[MATERIALS PROVIDED]:
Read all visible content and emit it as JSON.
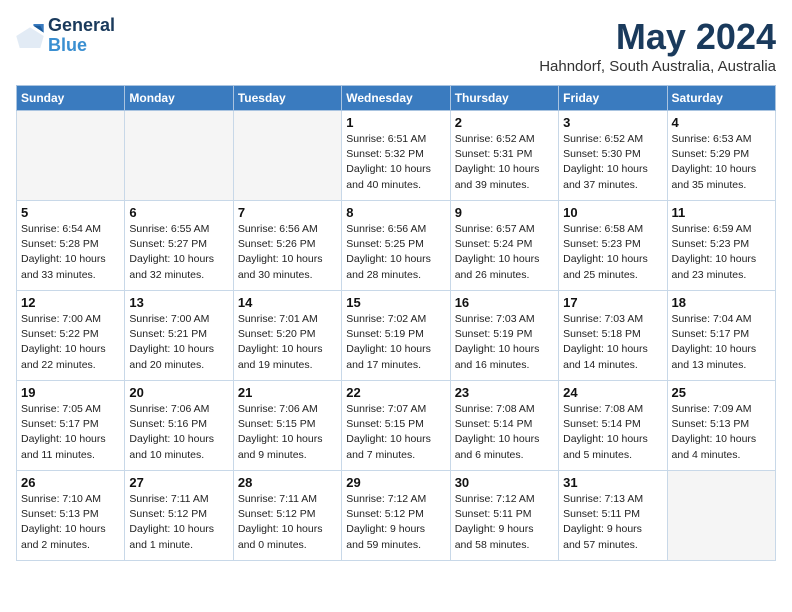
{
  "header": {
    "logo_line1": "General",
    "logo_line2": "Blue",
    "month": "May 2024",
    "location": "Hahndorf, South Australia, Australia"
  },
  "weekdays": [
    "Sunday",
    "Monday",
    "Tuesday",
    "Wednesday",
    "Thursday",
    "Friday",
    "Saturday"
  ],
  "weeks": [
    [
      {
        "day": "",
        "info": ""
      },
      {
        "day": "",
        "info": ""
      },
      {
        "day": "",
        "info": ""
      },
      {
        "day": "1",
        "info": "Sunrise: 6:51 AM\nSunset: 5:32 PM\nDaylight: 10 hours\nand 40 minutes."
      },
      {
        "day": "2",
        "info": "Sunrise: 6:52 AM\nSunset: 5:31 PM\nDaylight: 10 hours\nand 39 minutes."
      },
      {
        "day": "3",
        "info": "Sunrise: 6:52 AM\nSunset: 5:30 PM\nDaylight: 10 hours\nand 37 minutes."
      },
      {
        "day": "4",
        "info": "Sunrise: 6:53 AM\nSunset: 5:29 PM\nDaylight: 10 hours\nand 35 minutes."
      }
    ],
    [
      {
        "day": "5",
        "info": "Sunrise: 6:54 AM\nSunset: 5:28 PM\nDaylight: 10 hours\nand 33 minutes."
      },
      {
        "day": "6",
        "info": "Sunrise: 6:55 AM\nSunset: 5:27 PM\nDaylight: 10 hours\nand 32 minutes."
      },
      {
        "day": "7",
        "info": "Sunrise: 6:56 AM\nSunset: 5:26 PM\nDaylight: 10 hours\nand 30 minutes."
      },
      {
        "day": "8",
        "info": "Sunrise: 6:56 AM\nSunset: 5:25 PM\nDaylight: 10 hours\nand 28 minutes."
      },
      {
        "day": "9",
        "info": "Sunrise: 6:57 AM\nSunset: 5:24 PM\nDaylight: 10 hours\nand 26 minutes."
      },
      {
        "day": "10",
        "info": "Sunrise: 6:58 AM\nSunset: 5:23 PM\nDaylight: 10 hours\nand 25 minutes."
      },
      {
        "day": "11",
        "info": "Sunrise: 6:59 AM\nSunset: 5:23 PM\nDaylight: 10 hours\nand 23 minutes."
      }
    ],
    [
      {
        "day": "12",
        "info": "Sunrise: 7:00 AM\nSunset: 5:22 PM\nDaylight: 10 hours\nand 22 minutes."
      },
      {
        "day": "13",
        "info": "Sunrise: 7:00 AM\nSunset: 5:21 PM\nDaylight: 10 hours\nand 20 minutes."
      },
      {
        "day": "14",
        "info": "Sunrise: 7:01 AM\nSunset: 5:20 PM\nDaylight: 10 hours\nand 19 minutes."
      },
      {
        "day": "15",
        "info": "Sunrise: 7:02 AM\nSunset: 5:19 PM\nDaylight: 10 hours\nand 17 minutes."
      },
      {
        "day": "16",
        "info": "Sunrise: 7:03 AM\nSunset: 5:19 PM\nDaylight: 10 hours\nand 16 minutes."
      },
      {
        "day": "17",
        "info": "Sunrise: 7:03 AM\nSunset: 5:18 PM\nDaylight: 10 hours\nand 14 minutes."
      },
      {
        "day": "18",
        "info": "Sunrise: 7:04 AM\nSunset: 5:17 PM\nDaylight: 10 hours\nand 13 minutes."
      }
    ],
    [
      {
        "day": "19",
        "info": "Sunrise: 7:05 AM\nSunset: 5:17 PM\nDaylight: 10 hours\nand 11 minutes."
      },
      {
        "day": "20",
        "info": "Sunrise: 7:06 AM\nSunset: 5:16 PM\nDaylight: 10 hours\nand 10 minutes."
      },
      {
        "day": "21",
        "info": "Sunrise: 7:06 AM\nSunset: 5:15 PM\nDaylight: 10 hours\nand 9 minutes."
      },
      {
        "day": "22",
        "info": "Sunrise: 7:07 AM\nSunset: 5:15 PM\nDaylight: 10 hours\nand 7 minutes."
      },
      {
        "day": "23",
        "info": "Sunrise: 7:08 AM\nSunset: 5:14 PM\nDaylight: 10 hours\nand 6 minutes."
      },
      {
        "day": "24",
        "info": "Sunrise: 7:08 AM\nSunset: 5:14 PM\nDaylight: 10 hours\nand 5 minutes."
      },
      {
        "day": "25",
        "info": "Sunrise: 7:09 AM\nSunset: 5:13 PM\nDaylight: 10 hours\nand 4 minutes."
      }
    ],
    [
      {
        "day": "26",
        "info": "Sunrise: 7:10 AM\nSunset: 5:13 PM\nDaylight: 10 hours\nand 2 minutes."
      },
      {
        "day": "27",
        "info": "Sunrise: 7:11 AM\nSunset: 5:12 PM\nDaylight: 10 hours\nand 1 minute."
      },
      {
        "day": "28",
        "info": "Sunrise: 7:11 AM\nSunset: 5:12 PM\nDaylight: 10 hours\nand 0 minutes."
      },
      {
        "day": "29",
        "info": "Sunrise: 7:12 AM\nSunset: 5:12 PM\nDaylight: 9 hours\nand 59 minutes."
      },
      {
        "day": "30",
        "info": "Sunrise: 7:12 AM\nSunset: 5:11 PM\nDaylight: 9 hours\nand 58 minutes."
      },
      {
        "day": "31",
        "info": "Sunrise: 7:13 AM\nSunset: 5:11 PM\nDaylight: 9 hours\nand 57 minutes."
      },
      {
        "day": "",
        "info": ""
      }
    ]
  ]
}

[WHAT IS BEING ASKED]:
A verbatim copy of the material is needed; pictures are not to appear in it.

[YOUR SOLUTION]:
Read all visible content and emit it as JSON.
{
  "header": {
    "logo_line1": "General",
    "logo_line2": "Blue",
    "month": "May 2024",
    "location": "Hahndorf, South Australia, Australia"
  },
  "weekdays": [
    "Sunday",
    "Monday",
    "Tuesday",
    "Wednesday",
    "Thursday",
    "Friday",
    "Saturday"
  ],
  "weeks": [
    [
      {
        "day": "",
        "info": ""
      },
      {
        "day": "",
        "info": ""
      },
      {
        "day": "",
        "info": ""
      },
      {
        "day": "1",
        "info": "Sunrise: 6:51 AM\nSunset: 5:32 PM\nDaylight: 10 hours\nand 40 minutes."
      },
      {
        "day": "2",
        "info": "Sunrise: 6:52 AM\nSunset: 5:31 PM\nDaylight: 10 hours\nand 39 minutes."
      },
      {
        "day": "3",
        "info": "Sunrise: 6:52 AM\nSunset: 5:30 PM\nDaylight: 10 hours\nand 37 minutes."
      },
      {
        "day": "4",
        "info": "Sunrise: 6:53 AM\nSunset: 5:29 PM\nDaylight: 10 hours\nand 35 minutes."
      }
    ],
    [
      {
        "day": "5",
        "info": "Sunrise: 6:54 AM\nSunset: 5:28 PM\nDaylight: 10 hours\nand 33 minutes."
      },
      {
        "day": "6",
        "info": "Sunrise: 6:55 AM\nSunset: 5:27 PM\nDaylight: 10 hours\nand 32 minutes."
      },
      {
        "day": "7",
        "info": "Sunrise: 6:56 AM\nSunset: 5:26 PM\nDaylight: 10 hours\nand 30 minutes."
      },
      {
        "day": "8",
        "info": "Sunrise: 6:56 AM\nSunset: 5:25 PM\nDaylight: 10 hours\nand 28 minutes."
      },
      {
        "day": "9",
        "info": "Sunrise: 6:57 AM\nSunset: 5:24 PM\nDaylight: 10 hours\nand 26 minutes."
      },
      {
        "day": "10",
        "info": "Sunrise: 6:58 AM\nSunset: 5:23 PM\nDaylight: 10 hours\nand 25 minutes."
      },
      {
        "day": "11",
        "info": "Sunrise: 6:59 AM\nSunset: 5:23 PM\nDaylight: 10 hours\nand 23 minutes."
      }
    ],
    [
      {
        "day": "12",
        "info": "Sunrise: 7:00 AM\nSunset: 5:22 PM\nDaylight: 10 hours\nand 22 minutes."
      },
      {
        "day": "13",
        "info": "Sunrise: 7:00 AM\nSunset: 5:21 PM\nDaylight: 10 hours\nand 20 minutes."
      },
      {
        "day": "14",
        "info": "Sunrise: 7:01 AM\nSunset: 5:20 PM\nDaylight: 10 hours\nand 19 minutes."
      },
      {
        "day": "15",
        "info": "Sunrise: 7:02 AM\nSunset: 5:19 PM\nDaylight: 10 hours\nand 17 minutes."
      },
      {
        "day": "16",
        "info": "Sunrise: 7:03 AM\nSunset: 5:19 PM\nDaylight: 10 hours\nand 16 minutes."
      },
      {
        "day": "17",
        "info": "Sunrise: 7:03 AM\nSunset: 5:18 PM\nDaylight: 10 hours\nand 14 minutes."
      },
      {
        "day": "18",
        "info": "Sunrise: 7:04 AM\nSunset: 5:17 PM\nDaylight: 10 hours\nand 13 minutes."
      }
    ],
    [
      {
        "day": "19",
        "info": "Sunrise: 7:05 AM\nSunset: 5:17 PM\nDaylight: 10 hours\nand 11 minutes."
      },
      {
        "day": "20",
        "info": "Sunrise: 7:06 AM\nSunset: 5:16 PM\nDaylight: 10 hours\nand 10 minutes."
      },
      {
        "day": "21",
        "info": "Sunrise: 7:06 AM\nSunset: 5:15 PM\nDaylight: 10 hours\nand 9 minutes."
      },
      {
        "day": "22",
        "info": "Sunrise: 7:07 AM\nSunset: 5:15 PM\nDaylight: 10 hours\nand 7 minutes."
      },
      {
        "day": "23",
        "info": "Sunrise: 7:08 AM\nSunset: 5:14 PM\nDaylight: 10 hours\nand 6 minutes."
      },
      {
        "day": "24",
        "info": "Sunrise: 7:08 AM\nSunset: 5:14 PM\nDaylight: 10 hours\nand 5 minutes."
      },
      {
        "day": "25",
        "info": "Sunrise: 7:09 AM\nSunset: 5:13 PM\nDaylight: 10 hours\nand 4 minutes."
      }
    ],
    [
      {
        "day": "26",
        "info": "Sunrise: 7:10 AM\nSunset: 5:13 PM\nDaylight: 10 hours\nand 2 minutes."
      },
      {
        "day": "27",
        "info": "Sunrise: 7:11 AM\nSunset: 5:12 PM\nDaylight: 10 hours\nand 1 minute."
      },
      {
        "day": "28",
        "info": "Sunrise: 7:11 AM\nSunset: 5:12 PM\nDaylight: 10 hours\nand 0 minutes."
      },
      {
        "day": "29",
        "info": "Sunrise: 7:12 AM\nSunset: 5:12 PM\nDaylight: 9 hours\nand 59 minutes."
      },
      {
        "day": "30",
        "info": "Sunrise: 7:12 AM\nSunset: 5:11 PM\nDaylight: 9 hours\nand 58 minutes."
      },
      {
        "day": "31",
        "info": "Sunrise: 7:13 AM\nSunset: 5:11 PM\nDaylight: 9 hours\nand 57 minutes."
      },
      {
        "day": "",
        "info": ""
      }
    ]
  ]
}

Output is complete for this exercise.